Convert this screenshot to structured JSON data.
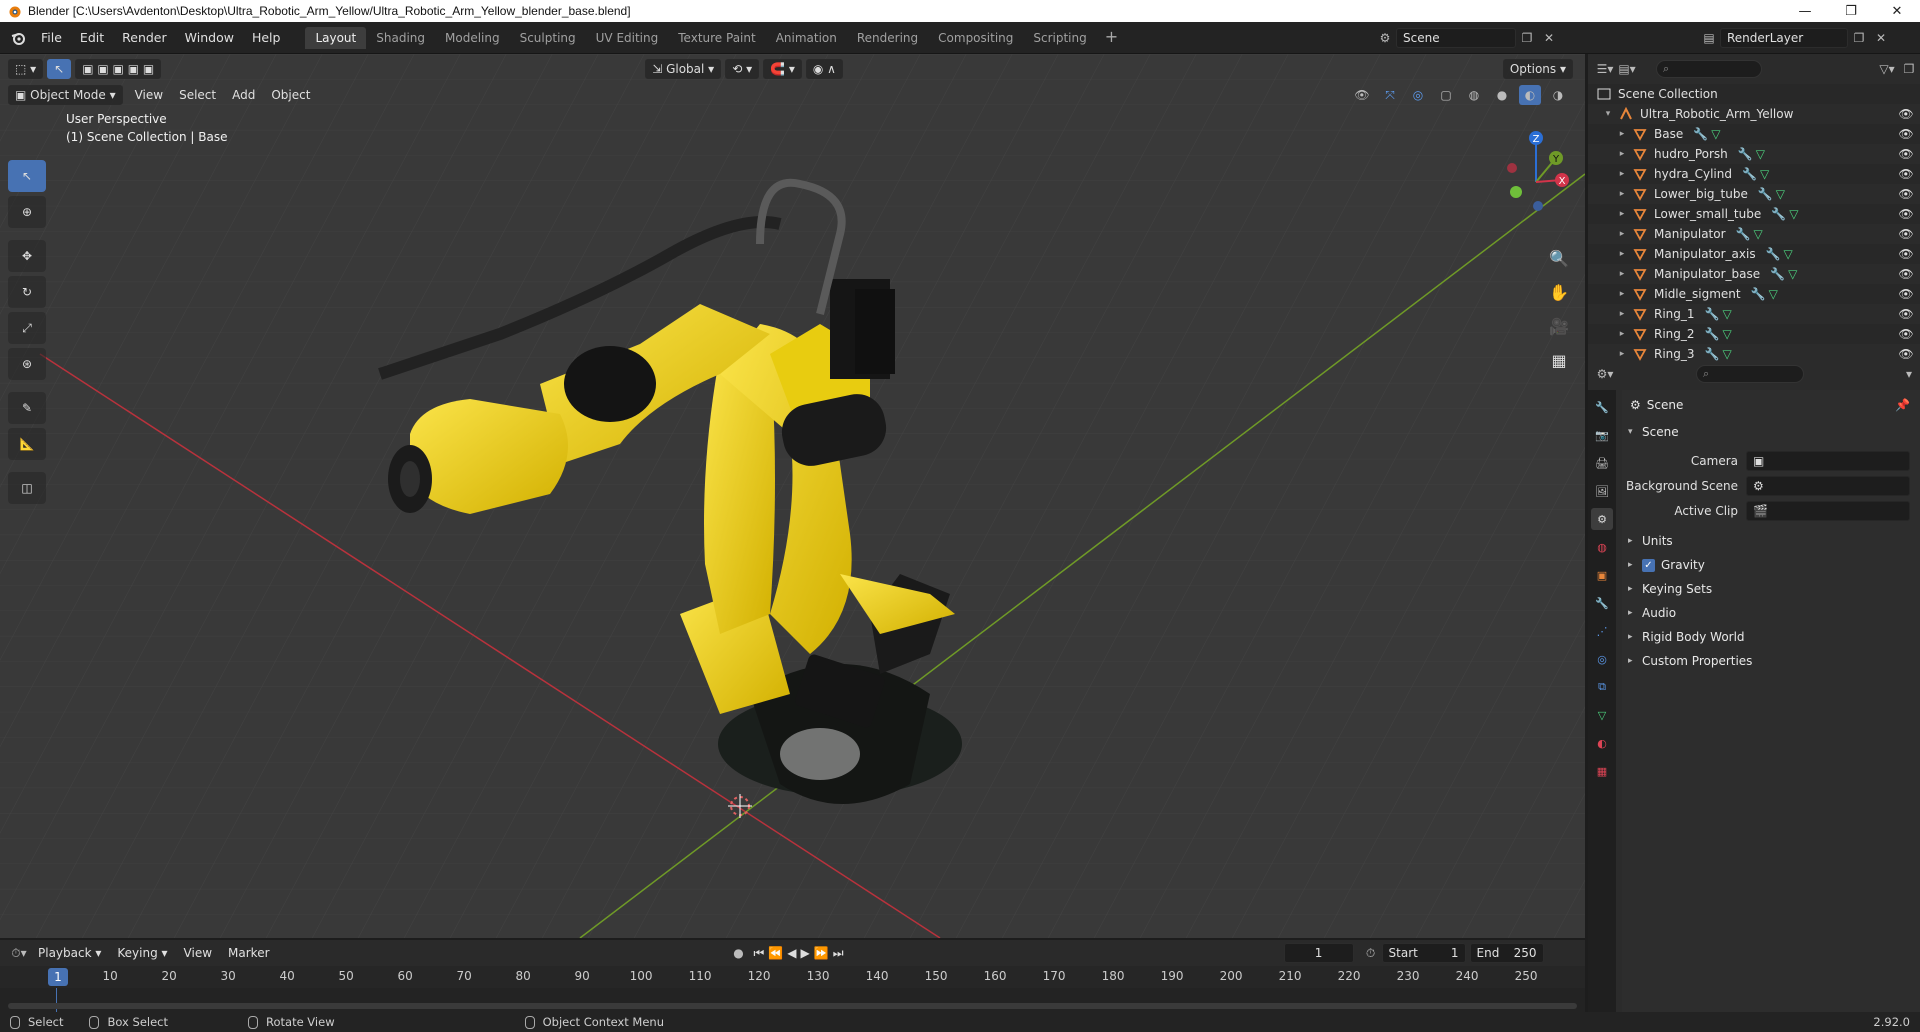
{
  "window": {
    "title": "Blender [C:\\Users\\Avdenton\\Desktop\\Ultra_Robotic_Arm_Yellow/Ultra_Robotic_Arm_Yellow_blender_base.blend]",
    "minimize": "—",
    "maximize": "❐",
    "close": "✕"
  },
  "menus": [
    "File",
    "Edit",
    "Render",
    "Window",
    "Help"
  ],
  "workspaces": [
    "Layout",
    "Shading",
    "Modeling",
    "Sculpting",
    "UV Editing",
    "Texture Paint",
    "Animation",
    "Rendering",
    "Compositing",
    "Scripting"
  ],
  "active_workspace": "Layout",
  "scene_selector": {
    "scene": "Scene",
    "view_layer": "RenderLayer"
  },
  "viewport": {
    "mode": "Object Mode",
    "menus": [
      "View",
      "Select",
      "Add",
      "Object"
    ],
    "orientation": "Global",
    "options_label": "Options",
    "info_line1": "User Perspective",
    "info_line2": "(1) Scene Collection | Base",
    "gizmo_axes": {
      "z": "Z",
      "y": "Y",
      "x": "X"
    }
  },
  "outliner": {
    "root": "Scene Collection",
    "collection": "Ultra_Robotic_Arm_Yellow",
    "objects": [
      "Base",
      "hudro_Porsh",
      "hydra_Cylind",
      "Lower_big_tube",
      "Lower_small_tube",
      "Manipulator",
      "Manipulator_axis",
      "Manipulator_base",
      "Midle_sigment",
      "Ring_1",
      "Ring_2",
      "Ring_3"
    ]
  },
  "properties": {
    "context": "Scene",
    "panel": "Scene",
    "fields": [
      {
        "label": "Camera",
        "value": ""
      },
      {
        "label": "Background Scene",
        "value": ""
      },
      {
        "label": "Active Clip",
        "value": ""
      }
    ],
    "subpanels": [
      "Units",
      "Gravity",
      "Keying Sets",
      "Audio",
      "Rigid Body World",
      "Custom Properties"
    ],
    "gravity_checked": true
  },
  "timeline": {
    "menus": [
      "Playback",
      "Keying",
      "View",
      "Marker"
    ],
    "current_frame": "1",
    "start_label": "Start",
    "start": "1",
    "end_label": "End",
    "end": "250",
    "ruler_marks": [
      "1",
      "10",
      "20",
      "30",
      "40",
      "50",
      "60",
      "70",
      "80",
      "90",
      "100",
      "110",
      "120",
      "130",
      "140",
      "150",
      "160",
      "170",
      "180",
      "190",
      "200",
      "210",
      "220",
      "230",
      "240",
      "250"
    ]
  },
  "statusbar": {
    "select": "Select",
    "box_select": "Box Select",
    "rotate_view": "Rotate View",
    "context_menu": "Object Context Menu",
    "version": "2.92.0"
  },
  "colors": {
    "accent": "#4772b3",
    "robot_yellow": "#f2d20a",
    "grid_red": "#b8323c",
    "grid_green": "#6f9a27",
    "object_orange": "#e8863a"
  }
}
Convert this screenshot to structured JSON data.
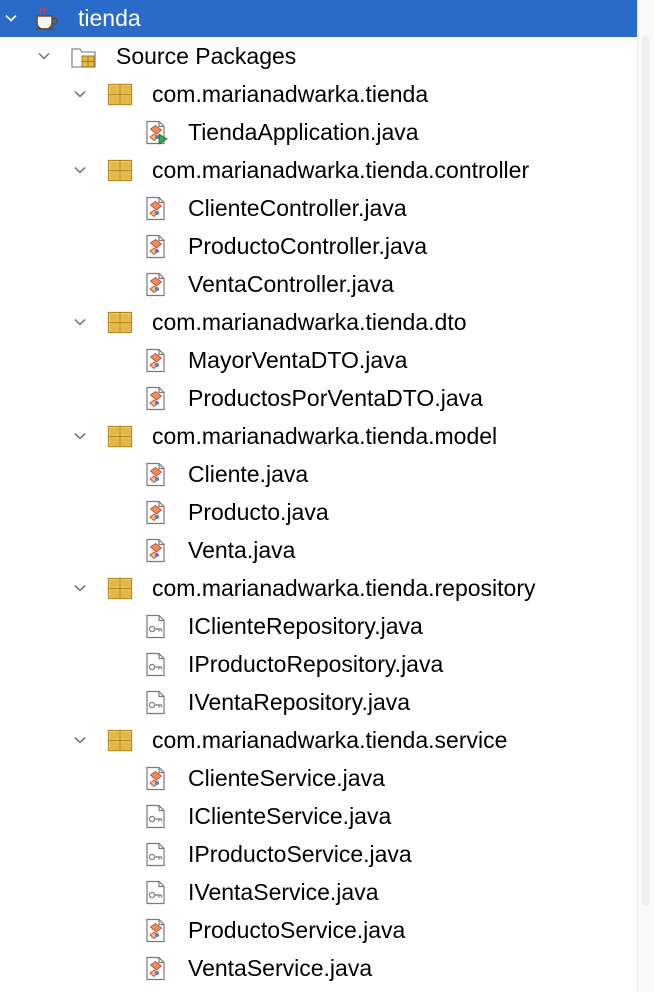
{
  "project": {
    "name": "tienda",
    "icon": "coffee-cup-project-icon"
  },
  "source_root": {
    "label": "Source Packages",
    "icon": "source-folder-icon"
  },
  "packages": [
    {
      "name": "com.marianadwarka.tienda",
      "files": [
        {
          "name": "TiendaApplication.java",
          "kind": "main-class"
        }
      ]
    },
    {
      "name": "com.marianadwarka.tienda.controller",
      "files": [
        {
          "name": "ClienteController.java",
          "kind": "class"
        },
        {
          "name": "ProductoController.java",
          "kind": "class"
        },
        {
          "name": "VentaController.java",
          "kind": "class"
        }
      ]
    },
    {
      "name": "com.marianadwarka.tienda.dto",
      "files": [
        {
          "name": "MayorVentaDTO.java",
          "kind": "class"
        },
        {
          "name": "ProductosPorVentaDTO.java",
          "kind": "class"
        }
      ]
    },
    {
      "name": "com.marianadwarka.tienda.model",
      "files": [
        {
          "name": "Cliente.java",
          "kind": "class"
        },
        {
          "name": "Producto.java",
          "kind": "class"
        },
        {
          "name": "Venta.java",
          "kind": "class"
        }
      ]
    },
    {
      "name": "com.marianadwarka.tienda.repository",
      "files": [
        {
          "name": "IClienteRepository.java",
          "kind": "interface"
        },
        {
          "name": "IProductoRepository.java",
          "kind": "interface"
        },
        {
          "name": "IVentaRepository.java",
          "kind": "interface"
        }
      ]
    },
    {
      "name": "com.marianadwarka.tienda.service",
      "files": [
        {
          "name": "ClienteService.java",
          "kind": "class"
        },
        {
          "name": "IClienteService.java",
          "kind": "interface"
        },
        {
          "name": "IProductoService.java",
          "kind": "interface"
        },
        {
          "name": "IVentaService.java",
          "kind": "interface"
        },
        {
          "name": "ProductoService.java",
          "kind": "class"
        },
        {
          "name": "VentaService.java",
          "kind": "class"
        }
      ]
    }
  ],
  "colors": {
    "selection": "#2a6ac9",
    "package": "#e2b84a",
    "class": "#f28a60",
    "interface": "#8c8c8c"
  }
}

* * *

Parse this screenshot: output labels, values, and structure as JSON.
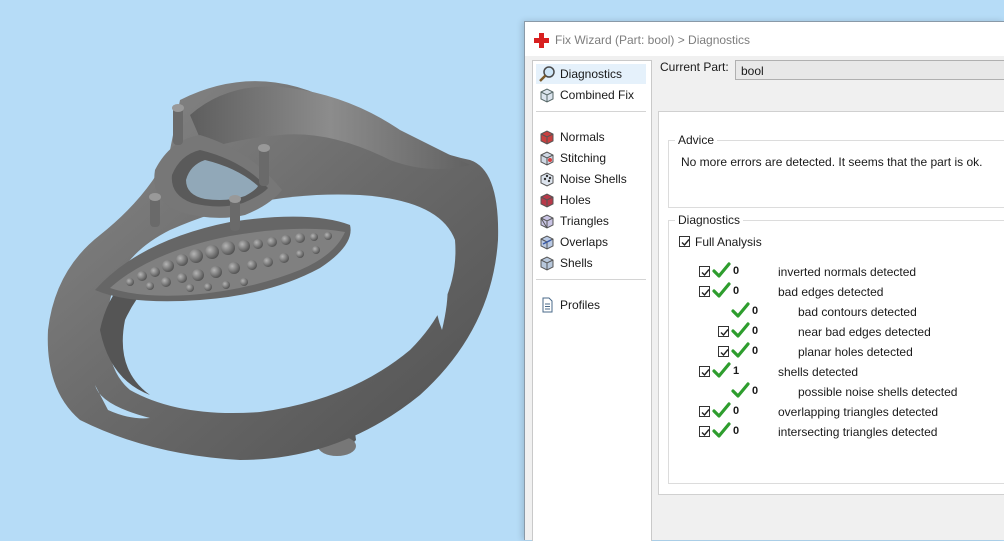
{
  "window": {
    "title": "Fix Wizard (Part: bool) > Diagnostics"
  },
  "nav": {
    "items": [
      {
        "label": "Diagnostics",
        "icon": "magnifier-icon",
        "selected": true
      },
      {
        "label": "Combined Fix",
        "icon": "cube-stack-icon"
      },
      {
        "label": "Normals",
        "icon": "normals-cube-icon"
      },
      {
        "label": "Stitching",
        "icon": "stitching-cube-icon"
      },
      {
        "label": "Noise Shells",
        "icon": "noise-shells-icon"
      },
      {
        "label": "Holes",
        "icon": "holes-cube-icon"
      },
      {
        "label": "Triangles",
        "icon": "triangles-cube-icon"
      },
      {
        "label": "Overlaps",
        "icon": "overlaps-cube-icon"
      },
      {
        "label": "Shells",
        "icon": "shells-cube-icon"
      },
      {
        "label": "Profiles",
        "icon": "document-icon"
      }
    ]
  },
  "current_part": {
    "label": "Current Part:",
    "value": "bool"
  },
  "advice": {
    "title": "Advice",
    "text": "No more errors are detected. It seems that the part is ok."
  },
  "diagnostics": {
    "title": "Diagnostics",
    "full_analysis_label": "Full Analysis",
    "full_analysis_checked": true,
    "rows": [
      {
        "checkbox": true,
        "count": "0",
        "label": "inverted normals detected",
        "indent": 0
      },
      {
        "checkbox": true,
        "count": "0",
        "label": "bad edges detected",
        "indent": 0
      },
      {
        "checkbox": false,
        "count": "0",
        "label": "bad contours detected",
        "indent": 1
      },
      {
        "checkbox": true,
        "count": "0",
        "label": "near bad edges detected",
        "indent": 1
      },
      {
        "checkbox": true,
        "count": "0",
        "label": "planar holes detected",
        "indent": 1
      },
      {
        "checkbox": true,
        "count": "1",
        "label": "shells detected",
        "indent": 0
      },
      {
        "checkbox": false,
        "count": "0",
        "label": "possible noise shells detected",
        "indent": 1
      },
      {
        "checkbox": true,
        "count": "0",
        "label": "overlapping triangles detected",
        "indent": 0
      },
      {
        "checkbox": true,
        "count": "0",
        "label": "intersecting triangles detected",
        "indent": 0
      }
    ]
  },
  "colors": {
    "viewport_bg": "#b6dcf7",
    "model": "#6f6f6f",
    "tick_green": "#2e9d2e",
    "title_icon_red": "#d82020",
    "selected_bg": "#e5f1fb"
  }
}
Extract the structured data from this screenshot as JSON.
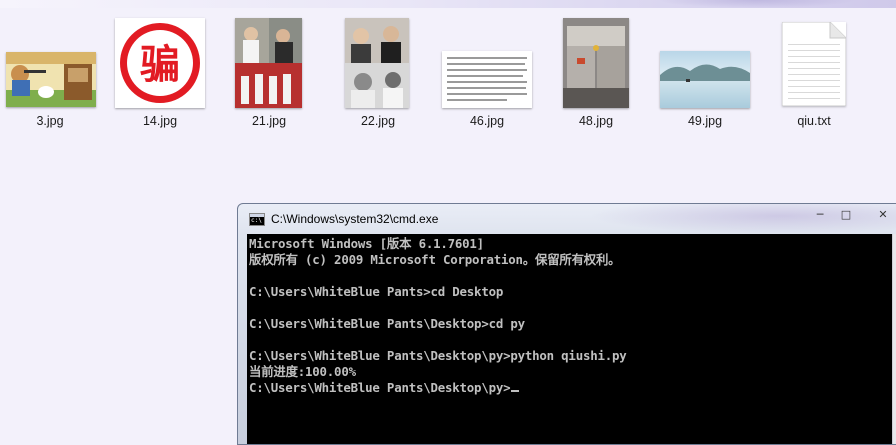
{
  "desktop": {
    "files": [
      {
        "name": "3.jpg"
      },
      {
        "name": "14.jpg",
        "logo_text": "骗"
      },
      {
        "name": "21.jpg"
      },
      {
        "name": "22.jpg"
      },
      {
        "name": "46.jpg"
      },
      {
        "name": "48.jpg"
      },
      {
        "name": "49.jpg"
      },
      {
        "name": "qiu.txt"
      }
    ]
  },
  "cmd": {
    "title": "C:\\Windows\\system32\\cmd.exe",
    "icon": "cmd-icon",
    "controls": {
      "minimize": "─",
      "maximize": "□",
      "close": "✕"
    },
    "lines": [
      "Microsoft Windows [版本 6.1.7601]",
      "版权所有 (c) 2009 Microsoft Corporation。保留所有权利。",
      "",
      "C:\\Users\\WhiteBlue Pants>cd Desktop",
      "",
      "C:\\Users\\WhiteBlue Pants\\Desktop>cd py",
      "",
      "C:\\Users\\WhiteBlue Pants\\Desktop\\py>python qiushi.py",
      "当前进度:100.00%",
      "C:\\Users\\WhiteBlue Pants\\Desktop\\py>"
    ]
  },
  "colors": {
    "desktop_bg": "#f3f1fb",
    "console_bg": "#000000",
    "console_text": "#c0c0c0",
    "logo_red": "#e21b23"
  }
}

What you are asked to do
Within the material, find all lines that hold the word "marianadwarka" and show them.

Final answer
      "name": "com.marianadwarka.tienda",
      "name": "com.marianadwarka.tienda.controller",
      "name": "com.marianadwarka.tienda.dto",
      "name": "com.marianadwarka.tienda.model",
      "name": "com.marianadwarka.tienda.repository",
      "name": "com.marianadwarka.tienda.service",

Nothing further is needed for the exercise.